■ Activity ■
From the first line to the last, copy the data exactly.

■ Data listing ■
◇ ◇ ◇ ◇

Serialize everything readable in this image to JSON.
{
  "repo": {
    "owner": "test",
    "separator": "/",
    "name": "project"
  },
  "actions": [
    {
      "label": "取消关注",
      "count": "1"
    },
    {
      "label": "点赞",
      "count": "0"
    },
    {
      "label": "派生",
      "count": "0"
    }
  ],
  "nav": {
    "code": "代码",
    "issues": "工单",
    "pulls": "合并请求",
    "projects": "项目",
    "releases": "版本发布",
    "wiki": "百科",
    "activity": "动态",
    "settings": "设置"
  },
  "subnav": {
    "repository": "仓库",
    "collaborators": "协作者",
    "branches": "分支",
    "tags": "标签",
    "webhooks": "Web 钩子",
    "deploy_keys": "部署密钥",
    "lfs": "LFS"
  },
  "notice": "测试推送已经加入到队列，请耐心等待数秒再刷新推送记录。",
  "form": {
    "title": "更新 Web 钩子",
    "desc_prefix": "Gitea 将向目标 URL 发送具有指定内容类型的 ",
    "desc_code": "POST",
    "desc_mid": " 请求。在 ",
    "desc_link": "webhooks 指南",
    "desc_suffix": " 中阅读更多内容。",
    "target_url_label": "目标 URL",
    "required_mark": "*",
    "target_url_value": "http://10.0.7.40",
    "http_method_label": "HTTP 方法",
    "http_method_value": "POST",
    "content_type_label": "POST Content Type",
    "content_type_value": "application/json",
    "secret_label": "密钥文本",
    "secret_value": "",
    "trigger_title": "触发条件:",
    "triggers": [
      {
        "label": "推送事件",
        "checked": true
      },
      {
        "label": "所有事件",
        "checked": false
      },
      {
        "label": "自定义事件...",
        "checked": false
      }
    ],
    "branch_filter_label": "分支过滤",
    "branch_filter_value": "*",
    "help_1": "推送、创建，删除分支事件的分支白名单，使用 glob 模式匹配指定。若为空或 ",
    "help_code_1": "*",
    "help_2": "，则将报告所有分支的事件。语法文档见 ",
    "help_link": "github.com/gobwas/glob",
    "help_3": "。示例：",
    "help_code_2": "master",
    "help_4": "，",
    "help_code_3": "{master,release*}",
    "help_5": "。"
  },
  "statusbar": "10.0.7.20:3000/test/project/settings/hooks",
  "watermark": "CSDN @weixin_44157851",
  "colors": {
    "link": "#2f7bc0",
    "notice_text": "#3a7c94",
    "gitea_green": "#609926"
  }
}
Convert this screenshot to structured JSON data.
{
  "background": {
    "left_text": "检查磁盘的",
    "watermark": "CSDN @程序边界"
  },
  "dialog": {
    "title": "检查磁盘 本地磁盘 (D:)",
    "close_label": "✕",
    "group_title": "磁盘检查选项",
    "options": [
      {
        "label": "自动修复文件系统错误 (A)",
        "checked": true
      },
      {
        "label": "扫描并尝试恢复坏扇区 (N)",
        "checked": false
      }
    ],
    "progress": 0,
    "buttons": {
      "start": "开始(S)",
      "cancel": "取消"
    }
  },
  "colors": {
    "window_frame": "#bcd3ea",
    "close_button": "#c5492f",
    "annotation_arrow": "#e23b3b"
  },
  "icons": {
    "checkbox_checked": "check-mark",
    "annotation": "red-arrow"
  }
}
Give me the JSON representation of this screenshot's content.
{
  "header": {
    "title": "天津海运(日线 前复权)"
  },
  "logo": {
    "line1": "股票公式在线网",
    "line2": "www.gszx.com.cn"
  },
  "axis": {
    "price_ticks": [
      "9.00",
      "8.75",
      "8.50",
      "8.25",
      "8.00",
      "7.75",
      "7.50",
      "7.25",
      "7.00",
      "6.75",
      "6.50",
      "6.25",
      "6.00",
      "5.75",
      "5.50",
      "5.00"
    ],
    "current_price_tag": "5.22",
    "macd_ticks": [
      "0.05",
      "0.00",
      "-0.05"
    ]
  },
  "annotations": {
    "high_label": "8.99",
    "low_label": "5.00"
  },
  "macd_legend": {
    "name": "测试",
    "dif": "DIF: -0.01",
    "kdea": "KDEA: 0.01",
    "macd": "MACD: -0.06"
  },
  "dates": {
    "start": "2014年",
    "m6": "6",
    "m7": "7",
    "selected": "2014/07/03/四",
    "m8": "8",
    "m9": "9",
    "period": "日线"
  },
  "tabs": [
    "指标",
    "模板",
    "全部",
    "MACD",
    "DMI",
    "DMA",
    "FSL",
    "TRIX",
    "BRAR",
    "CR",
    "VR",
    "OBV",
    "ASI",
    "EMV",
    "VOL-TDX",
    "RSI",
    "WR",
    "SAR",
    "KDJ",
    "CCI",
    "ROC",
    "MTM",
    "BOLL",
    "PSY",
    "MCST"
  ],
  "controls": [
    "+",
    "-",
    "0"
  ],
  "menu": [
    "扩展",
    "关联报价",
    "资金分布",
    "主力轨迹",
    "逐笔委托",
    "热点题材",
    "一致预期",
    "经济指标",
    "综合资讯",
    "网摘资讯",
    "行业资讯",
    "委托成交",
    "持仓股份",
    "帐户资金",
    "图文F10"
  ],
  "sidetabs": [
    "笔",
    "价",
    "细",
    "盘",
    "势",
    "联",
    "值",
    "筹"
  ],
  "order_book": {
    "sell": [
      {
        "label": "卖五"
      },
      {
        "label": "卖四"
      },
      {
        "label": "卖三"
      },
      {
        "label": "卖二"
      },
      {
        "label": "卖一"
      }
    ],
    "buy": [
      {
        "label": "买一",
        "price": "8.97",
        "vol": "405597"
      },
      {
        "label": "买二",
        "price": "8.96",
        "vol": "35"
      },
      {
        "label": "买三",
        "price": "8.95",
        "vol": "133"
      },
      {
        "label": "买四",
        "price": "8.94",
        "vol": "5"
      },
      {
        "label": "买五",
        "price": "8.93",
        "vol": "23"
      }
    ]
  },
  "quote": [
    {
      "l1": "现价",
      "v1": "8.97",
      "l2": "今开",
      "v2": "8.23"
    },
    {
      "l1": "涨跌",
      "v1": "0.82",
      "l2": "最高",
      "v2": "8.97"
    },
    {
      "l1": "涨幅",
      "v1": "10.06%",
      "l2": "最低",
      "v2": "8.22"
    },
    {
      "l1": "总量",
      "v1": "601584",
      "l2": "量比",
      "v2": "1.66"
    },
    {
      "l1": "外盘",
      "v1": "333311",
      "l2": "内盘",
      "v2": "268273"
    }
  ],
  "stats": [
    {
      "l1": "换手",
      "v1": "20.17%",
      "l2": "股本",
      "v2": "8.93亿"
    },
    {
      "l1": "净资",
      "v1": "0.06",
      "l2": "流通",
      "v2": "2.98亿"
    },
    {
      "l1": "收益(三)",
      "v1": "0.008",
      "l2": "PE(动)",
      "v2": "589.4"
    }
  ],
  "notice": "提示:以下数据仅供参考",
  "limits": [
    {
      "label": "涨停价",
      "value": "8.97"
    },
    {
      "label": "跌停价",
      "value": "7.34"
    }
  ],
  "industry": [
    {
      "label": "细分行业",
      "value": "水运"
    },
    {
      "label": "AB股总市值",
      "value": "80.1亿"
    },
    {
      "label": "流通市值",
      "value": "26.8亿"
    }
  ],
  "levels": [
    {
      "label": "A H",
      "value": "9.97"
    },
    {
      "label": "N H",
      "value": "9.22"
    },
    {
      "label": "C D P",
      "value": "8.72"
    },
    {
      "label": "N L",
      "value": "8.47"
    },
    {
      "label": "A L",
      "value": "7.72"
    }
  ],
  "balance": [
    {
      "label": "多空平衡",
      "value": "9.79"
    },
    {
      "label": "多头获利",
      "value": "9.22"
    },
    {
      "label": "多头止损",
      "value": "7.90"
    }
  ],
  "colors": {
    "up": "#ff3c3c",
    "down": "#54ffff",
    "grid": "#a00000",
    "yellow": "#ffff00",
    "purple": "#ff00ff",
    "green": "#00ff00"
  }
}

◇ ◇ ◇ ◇

■ Result of the task ■
Serialize everything readable in this image to JSON.
{
  "repo": {
    "owner": "test",
    "separator": "/",
    "name": "project"
  },
  "actions": [
    {
      "label": "取消关注",
      "count": "1"
    },
    {
      "label": "点赞",
      "count": "0"
    },
    {
      "label": "派生",
      "count": "0"
    }
  ],
  "nav": {
    "code": "代码",
    "issues": "工单",
    "pulls": "合并请求",
    "projects": "项目",
    "releases": "版本发布",
    "wiki": "百科",
    "activity": "动态",
    "settings": "设置"
  },
  "subnav": {
    "repository": "仓库",
    "collaborators": "协作者",
    "branches": "分支",
    "tags": "标签",
    "webhooks": "Web 钩子",
    "deploy_keys": "部署密钥",
    "lfs": "LFS"
  },
  "notice": "测试推送已经加入到队列，请耐心等待数秒再刷新推送记录。",
  "form": {
    "title": "更新 Web 钩子",
    "desc_prefix": "Gitea 将向目标 URL 发送具有指定内容类型的 ",
    "desc_code": "POST",
    "desc_mid": " 请求。在 ",
    "desc_link": "webhooks 指南",
    "desc_suffix": " 中阅读更多内容。",
    "target_url_label": "目标 URL",
    "required_mark": "*",
    "target_url_value": "http://10.0.7.40",
    "http_method_label": "HTTP 方法",
    "http_method_value": "POST",
    "content_type_label": "POST Content Type",
    "content_type_value": "application/json",
    "secret_label": "密钥文本",
    "secret_value": "",
    "trigger_title": "触发条件:",
    "triggers": [
      {
        "label": "推送事件",
        "checked": true
      },
      {
        "label": "所有事件",
        "checked": false
      },
      {
        "label": "自定义事件...",
        "checked": false
      }
    ],
    "branch_filter_label": "分支过滤",
    "branch_filter_value": "*",
    "help_1": "推送、创建，删除分支事件的分支白名单，使用 glob 模式匹配指定。若为空或 ",
    "help_code_1": "*",
    "help_2": "，则将报告所有分支的事件。语法文档见 ",
    "help_link": "github.com/gobwas/glob",
    "help_3": "。示例：",
    "help_code_2": "master",
    "help_4": "，",
    "help_code_3": "{master,release*}",
    "help_5": "。"
  },
  "statusbar": "10.0.7.20:3000/test/project/settings/hooks",
  "watermark": "CSDN @weixin_44157851",
  "colors": {
    "link": "#2f7bc0",
    "notice_text": "#3a7c94",
    "gitea_green": "#609926"
  }
}
Convert this screenshot to structured JSON data.
{
  "background": {
    "left_text": "检查磁盘的",
    "watermark": "CSDN @程序边界"
  },
  "dialog": {
    "title": "检查磁盘 本地磁盘 (D:)",
    "close_label": "✕",
    "group_title": "磁盘检查选项",
    "options": [
      {
        "label": "自动修复文件系统错误 (A)",
        "checked": true
      },
      {
        "label": "扫描并尝试恢复坏扇区 (N)",
        "checked": false
      }
    ],
    "progress": 0,
    "buttons": {
      "start": "开始(S)",
      "cancel": "取消"
    }
  },
  "colors": {
    "window_frame": "#bcd3ea",
    "close_button": "#c5492f",
    "annotation_arrow": "#e23b3b"
  },
  "icons": {
    "checkbox_checked": "check-mark",
    "annotation": "red-arrow"
  }
}
Give me the JSON representation of this screenshot's content.
{
  "header": {
    "title": "天津海运(日线 前复权)"
  },
  "logo": {
    "line1": "股票公式在线网",
    "line2": "www.gszx.com.cn"
  },
  "axis": {
    "price_ticks": [
      "9.00",
      "8.75",
      "8.50",
      "8.25",
      "8.00",
      "7.75",
      "7.50",
      "7.25",
      "7.00",
      "6.75",
      "6.50",
      "6.25",
      "6.00",
      "5.75",
      "5.50",
      "5.00"
    ],
    "current_price_tag": "5.22",
    "macd_ticks": [
      "0.05",
      "0.00",
      "-0.05"
    ]
  },
  "annotations": {
    "high_label": "8.99",
    "low_label": "5.00"
  },
  "macd_legend": {
    "name": "测试",
    "dif": "DIF: -0.01",
    "kdea": "KDEA: 0.01",
    "macd": "MACD: -0.06"
  },
  "dates": {
    "start": "2014年",
    "m6": "6",
    "m7": "7",
    "selected": "2014/07/03/四",
    "m8": "8",
    "m9": "9",
    "period": "日线"
  },
  "tabs": [
    "指标",
    "模板",
    "全部",
    "MACD",
    "DMI",
    "DMA",
    "FSL",
    "TRIX",
    "BRAR",
    "CR",
    "VR",
    "OBV",
    "ASI",
    "EMV",
    "VOL-TDX",
    "RSI",
    "WR",
    "SAR",
    "KDJ",
    "CCI",
    "ROC",
    "MTM",
    "BOLL",
    "PSY",
    "MCST"
  ],
  "controls": [
    "+",
    "-",
    "0"
  ],
  "menu": [
    "扩展",
    "关联报价",
    "资金分布",
    "主力轨迹",
    "逐笔委托",
    "热点题材",
    "一致预期",
    "经济指标",
    "综合资讯",
    "网摘资讯",
    "行业资讯",
    "委托成交",
    "持仓股份",
    "帐户资金",
    "图文F10"
  ],
  "sidetabs": [
    "笔",
    "价",
    "细",
    "盘",
    "势",
    "联",
    "值",
    "筹"
  ],
  "order_book": {
    "sell": [
      {
        "label": "卖五"
      },
      {
        "label": "卖四"
      },
      {
        "label": "卖三"
      },
      {
        "label": "卖二"
      },
      {
        "label": "卖一"
      }
    ],
    "buy": [
      {
        "label": "买一",
        "price": "8.97",
        "vol": "405597"
      },
      {
        "label": "买二",
        "price": "8.96",
        "vol": "35"
      },
      {
        "label": "买三",
        "price": "8.95",
        "vol": "133"
      },
      {
        "label": "买四",
        "price": "8.94",
        "vol": "5"
      },
      {
        "label": "买五",
        "price": "8.93",
        "vol": "23"
      }
    ]
  },
  "quote": [
    {
      "l1": "现价",
      "v1": "8.97",
      "l2": "今开",
      "v2": "8.23"
    },
    {
      "l1": "涨跌",
      "v1": "0.82",
      "l2": "最高",
      "v2": "8.97"
    },
    {
      "l1": "涨幅",
      "v1": "10.06%",
      "l2": "最低",
      "v2": "8.22"
    },
    {
      "l1": "总量",
      "v1": "601584",
      "l2": "量比",
      "v2": "1.66"
    },
    {
      "l1": "外盘",
      "v1": "333311",
      "l2": "内盘",
      "v2": "268273"
    }
  ],
  "stats": [
    {
      "l1": "换手",
      "v1": "20.17%",
      "l2": "股本",
      "v2": "8.93亿"
    },
    {
      "l1": "净资",
      "v1": "0.06",
      "l2": "流通",
      "v2": "2.98亿"
    },
    {
      "l1": "收益(三)",
      "v1": "0.008",
      "l2": "PE(动)",
      "v2": "589.4"
    }
  ],
  "notice": "提示:以下数据仅供参考",
  "limits": [
    {
      "label": "涨停价",
      "value": "8.97"
    },
    {
      "label": "跌停价",
      "value": "7.34"
    }
  ],
  "industry": [
    {
      "label": "细分行业",
      "value": "水运"
    },
    {
      "label": "AB股总市值",
      "value": "80.1亿"
    },
    {
      "label": "流通市值",
      "value": "26.8亿"
    }
  ],
  "levels": [
    {
      "label": "A H",
      "value": "9.97"
    },
    {
      "label": "N H",
      "value": "9.22"
    },
    {
      "label": "C D P",
      "value": "8.72"
    },
    {
      "label": "N L",
      "value": "8.47"
    },
    {
      "label": "A L",
      "value": "7.72"
    }
  ],
  "balance": [
    {
      "label": "多空平衡",
      "value": "9.79"
    },
    {
      "label": "多头获利",
      "value": "9.22"
    },
    {
      "label": "多头止损",
      "value": "7.90"
    }
  ],
  "colors": {
    "up": "#ff3c3c",
    "down": "#54ffff",
    "grid": "#a00000",
    "yellow": "#ffff00",
    "purple": "#ff00ff",
    "green": "#00ff00"
  }
}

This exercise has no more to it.